Victory Day

Traditionally, it's said that the Pacific War ended when America dropped nuclear bombs upon Hiroshima and Nagasaki.

It's a convenient explanation. If the nuclear bomb ended the war, then we could justify the hundreds of thousands of innocent deaths they caused. But not everybody agrees that Japan surrendered because of the bomb.

On Aug. 9, 1945, the same day that Hiroshima was destroyed, the army of the Soviet Union marched into the Japanese-controlled Manchuria. They swept through the territory in a matter of days and liberated city after city.

The approach of the Red Army, some historians believe, may have been the real reason why the Emperor of Japan agreed to surrender. He had been willing to throw his own people to their deaths without end, but the Soviets in Manchuria posed a threat to his own safety.

The Soviets had brutally killed their own Tsar. Historian Tsuyoshia Hasegawa believes that because of this, the Emperor feared that they would be even harsher to him.

It's hard to say whether the atomic bombs ended the war or not, but they certainly helped obscure the lines between good and evil in the Pacific War.

Whatever was left of that line was fully erased in the moments that followed. In the days after the surrender, the U.S. Army made a deal with the Japanese: the U.S. would cover up Japan's human experimentation war crimes if they handed over what they'd learned.

American Soldier Plays The Accordion

CORBIS/Corbis via Getty ImagesAmerican marines on a Pacific transport relax with accordion music as they sweep the last of the battles in the Pacific Theater. Okinawa. 1945.

Perhaps the ambiguity of good and evil in the Pacific Theater is what keeps it from being a popular discussion in regards to World War II history. Against Nazi Germany, America appeared an obvious hero, fighting against a genocidal monster who exterminated millions in concentration camps.

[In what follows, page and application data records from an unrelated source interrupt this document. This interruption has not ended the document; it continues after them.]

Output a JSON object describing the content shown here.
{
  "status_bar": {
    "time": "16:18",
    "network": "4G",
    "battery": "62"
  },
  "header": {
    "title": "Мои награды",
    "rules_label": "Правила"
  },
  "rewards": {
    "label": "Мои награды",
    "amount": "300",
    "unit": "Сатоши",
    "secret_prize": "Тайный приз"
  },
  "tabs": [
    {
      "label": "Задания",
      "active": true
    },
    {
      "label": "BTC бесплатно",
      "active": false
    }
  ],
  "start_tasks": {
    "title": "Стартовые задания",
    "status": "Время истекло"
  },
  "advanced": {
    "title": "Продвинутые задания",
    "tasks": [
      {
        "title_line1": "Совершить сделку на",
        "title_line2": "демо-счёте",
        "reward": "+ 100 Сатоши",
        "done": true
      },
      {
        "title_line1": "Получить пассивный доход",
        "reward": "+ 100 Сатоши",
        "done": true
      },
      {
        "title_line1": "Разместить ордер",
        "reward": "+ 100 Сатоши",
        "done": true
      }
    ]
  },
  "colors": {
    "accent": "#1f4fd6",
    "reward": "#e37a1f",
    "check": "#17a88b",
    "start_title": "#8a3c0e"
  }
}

But in Japan, the Americans sacrificed their principles they had to crush an enemy they hated.

There were few stories of straightforward heroes in the Pacific War, and mainly only stories of terror and atrocity.

As actor Tom Hanks said about his own father, who fought in World War II, there "are no glorious stories" about the Pacific Theater of World War II.

After this creepy look at the Pacific Theater of World War II, learn the full story of Pearl Harbor and the Japanese holdouts who kept the war going after Japan's surrender.

Mark Oliver
Mark Oliver is a writer and teacher, and father whose work has appeared on The Onion's StarWipe, Yahoo, and Cracked.
Leah Silverman
A former associate editor for All That's Interesting, Leah Silverman holds a Master's in Fine Arts from Columbia University's Creative Writing Program and her work has appeared in Catapult, Town & Country, Women's Health, and Publishers Weekly.